Endophyte Isolate and Host Grass Effects on Chaetocnema pulicaria (Coleoptera: Chrysomelidae) Feeding
Ball, O. J-P., K. D. Gwinn, C. D. Pless, and A. J. Popay.  2011.  Journal of Economic Entomology, 104:665-672.

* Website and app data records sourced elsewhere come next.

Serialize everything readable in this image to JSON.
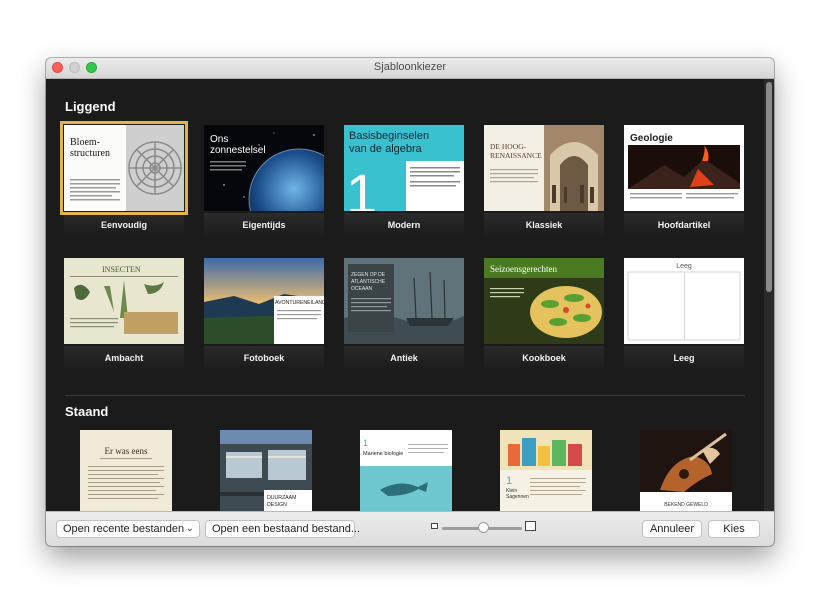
{
  "window": {
    "title": "Sjabloonkiezer"
  },
  "sections": {
    "landscape": "Liggend",
    "portrait": "Staand"
  },
  "templates": [
    {
      "label": "Eenvoudig",
      "heading": "Bloem-\nstructuren",
      "selected": true
    },
    {
      "label": "Eigentijds",
      "heading": "Ons\nzonnestelsel"
    },
    {
      "label": "Modern",
      "heading": "Basisbeginselen\nvan de algebra",
      "number": "1"
    },
    {
      "label": "Klassiek",
      "heading": "DE HOOG-\nRENAISSANCE"
    },
    {
      "label": "Hoofdartikel",
      "heading": "Geologie"
    },
    {
      "label": "Ambacht",
      "heading": "INSECTEN"
    },
    {
      "label": "Fotoboek",
      "heading": "AVONTURENEILAND"
    },
    {
      "label": "Antiek",
      "heading": "ZEGEN OP DE\nATLANTISCHE\nOCEAAN"
    },
    {
      "label": "Kookboek",
      "heading": "Seizoensgerechten"
    },
    {
      "label": "Leeg",
      "heading": "Leeg"
    }
  ],
  "portrait_templates": [
    {
      "heading": "Er was eens"
    },
    {
      "heading": "DUURZAAM\nDESIGN"
    },
    {
      "heading": "Mariene biologie",
      "number": "1"
    },
    {
      "heading": "Klein\nSagennen",
      "number": "1"
    },
    {
      "heading": "BEKEND GEWELD"
    }
  ],
  "footer": {
    "recent_label": "Open recente bestanden",
    "open_label": "Open een bestaand bestand...",
    "cancel_label": "Annuleer",
    "choose_label": "Kies"
  },
  "zoom": {
    "value": 0.45
  },
  "colors": {
    "selected_outline": "#e0b44a",
    "modern_teal": "#39c1cf",
    "content_bg": "#1b1b1b"
  }
}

Endophytic fungi belonging to the genus Neotyphodium, confer resistance to infected host grasses against a range of insect pests. The effect of host species, in addition to the species and strain of endophyte, on feeding and survival of the corn flea beetle, Chaetocnema pulicaria, an insect thought to be adversely affected by N. coenophialum infection of tall fescue (Festuca arundinacea), was investigated. Most of the plants used in the study were derived from artificially created grass/endophyte associations and possessed varying arrays of the commonly examined endophyte-related alkaloids or alkaloid groups, peramine, lolitrem B, ergovaline, and the lolines. Preference and non-preference tests showed that feeding by, and survival of, C. pulicaria was reduced by infection of tall fescue with the wild-type strain of N. coenophialum, the likely mechanism being antixenosis rather than antibiosis. In the preference tests, endophyte and host species effects were observed. Of the 10 different Neotyphodium strains tested in artificially-derived tall fescue associations, eight strongly deterred feeding by C. pulicaria, while the remaining two strains had little or no effect. Infection of tall fescue with the p-endophyte had no effect. Perennial ryegrass (Lolium perenne) naturally infected with the wild-type strain of N. lolii was moderately resistant to C. pulicaria compared with endophyte-free grass, as were five of nine artificially-derived Neotyphodium/ryegrass associations. Six Neotyphodium/meadow fescue (Festuca pratensis) associations, including the wild-type N. uncinatum/meadow fescue combination, were very resistant, while three associations had little to no effect. Loline alkaloids appeared to play a role in antixenosis to C. pulicaria. However, effects not attributable to the lolines or any other of the alkaloids examined were also observed. This phenomenon has also been reported in tests with other insects, and indicates the presence of additional insect-active factors, the investigation of which should be a priority in future research.